One of the main reasons, I believe, for the bankruptcy (if that is not too strong a word) of the Arnamagnæan approach to editing is the fact that projects have been the responsibility of individuals. The ever-increasing demands that every stone be turned have blown the edition of even the shortest of texts into a gigantic task that requires years of solitary confinement to complete. No sane person wants to spend her life like that. And why should she? Modern editorial projects should be defined
as group projects. Not only will this save editors from depression and loneliness, but it will increase the likelihood of the projects making it past the goalposts, of editions actually materializing, and – last but not least – it is the only way out of the prison of specialization. By bringing together the efforts of a group of people and pooling resources, we can have our cake and eat it – we can fulfill the modern criteria for accuracy and transparency in the presentation of the manuscript evidence, but we can also unite the world of nineteenth-century philologists and the interests of the many branches of twentieth-century scholarship. This is because every member of the group will wear the cloak of the philologist as well as being a linguist, or a historian, a literary historian, or art historian. The collective work on the text will inform the studies of the individuals, and their various expertise will bring valuable insights and interpretations which will be fed into the commentary on the texts. (Svanhildur 16-7)

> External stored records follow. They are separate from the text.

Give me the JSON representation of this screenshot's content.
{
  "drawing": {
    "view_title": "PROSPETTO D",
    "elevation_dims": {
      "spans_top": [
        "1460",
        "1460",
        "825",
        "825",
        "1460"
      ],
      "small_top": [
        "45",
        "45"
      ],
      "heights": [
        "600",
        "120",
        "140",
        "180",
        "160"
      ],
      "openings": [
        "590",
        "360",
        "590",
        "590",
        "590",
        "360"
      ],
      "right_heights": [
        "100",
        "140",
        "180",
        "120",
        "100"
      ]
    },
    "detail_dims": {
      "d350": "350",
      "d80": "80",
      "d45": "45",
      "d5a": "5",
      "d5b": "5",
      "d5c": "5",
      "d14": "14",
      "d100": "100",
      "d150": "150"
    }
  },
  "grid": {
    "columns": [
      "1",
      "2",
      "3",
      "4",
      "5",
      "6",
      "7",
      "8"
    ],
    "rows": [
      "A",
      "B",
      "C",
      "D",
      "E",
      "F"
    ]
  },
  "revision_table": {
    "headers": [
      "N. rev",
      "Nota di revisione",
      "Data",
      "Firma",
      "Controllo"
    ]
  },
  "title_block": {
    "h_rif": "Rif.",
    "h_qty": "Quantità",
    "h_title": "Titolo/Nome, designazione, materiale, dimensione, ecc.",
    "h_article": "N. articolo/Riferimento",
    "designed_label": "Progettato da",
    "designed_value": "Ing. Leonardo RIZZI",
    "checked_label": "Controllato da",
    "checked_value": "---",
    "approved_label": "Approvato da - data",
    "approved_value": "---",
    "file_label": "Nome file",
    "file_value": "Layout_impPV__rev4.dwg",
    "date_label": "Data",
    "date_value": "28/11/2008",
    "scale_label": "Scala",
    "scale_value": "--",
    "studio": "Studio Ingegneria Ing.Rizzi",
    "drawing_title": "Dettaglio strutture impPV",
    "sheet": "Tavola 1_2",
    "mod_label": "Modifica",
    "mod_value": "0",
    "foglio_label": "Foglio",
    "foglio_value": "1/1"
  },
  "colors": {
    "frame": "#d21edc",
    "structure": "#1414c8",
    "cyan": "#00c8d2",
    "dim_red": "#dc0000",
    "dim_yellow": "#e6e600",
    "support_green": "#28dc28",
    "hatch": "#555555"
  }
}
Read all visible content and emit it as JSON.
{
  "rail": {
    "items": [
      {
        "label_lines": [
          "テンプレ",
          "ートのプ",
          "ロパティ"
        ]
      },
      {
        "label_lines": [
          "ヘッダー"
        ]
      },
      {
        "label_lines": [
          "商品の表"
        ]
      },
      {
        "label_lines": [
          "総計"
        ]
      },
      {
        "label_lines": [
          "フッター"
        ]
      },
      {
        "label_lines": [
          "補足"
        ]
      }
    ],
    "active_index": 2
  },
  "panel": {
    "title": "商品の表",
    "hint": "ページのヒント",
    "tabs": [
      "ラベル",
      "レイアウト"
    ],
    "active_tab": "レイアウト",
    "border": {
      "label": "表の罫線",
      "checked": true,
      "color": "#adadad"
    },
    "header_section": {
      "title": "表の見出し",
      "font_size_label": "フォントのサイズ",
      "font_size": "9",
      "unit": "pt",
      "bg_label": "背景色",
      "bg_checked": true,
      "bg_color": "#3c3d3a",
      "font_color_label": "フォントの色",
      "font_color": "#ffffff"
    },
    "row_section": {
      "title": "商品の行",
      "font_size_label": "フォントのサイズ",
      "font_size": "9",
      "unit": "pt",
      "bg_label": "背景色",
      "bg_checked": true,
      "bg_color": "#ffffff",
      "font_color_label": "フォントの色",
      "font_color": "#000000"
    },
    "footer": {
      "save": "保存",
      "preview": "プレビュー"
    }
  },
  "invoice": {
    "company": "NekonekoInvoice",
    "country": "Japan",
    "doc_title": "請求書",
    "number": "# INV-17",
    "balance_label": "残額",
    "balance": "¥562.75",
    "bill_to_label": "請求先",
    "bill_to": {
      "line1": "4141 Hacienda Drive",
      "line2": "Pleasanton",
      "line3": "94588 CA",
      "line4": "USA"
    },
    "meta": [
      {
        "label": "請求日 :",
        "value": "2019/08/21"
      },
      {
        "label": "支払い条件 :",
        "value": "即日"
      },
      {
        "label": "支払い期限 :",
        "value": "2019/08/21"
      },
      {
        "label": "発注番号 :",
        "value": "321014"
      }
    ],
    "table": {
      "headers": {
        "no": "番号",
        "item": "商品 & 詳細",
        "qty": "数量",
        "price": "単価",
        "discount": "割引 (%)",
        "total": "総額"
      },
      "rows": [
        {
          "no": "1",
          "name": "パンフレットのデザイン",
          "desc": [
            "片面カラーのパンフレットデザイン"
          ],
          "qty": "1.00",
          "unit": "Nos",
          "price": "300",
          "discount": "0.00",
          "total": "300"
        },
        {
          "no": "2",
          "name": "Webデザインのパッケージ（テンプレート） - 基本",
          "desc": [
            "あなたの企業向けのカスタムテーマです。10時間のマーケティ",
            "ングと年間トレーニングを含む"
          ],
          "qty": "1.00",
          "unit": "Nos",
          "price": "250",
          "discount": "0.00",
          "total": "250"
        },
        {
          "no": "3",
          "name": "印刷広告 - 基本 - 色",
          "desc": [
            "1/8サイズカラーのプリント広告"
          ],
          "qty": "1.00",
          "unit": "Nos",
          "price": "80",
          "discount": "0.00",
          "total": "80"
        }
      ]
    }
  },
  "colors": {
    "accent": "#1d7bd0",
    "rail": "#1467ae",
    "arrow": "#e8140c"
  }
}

And the main thing is: anyone can do it [manuscript editing]. The only prerequisite is a knowledge of the language – a skill that is necessary anyway for any person who intends to become seriously involved in Old Norse studies. The flip-side of that coin is that one’s knowledge of the language is greatly enhanced by grappling with editing texts. So it works both ways and gradually one becomes more adept. However, the basic responsibility for language acquisition lies with all your universities. It is vital to preserve the teaching of Old Norse/Icelandic language in as many places as possible. And when students have progressed beyond the initial stage, it is desirable that editing projects be accepted as part of their degrees. (Svanhildur 19)
Electronic editions must not become yet another area of specialization, where we have on the one side a small band of experts who know all about how to produce them – in theory – and on the other hand a handful of ageing philologists who are supposed to be the practitioners but haven’t a clue how to orientate themselves in the unfamiliar building. Theory and practice must go hand in hand. And practical considerations must be given attention. If editorial projects are to be realistic, a balance must be struck between possibility and feasibility. There is hardly a limit to the detail one can get into when editing and commentating a text. This holds true for printed editions, and in the electronic world the possibilities have multiplied. You can tag yourself to death. Let’s not lose the will to live. (Svanhildur 21)
And she ends with this:
Every person in this auditorium knows the meaning of the word philology. It means love of words. So let’s do it – let’s fall in love. (Svanhildur 21)From:
Svanhildur Oskarsdottir. “To the letter: Philology as a core component of Old Norse studies.” Scripta Islandica, vol. 60, 2009, pp. 7–21.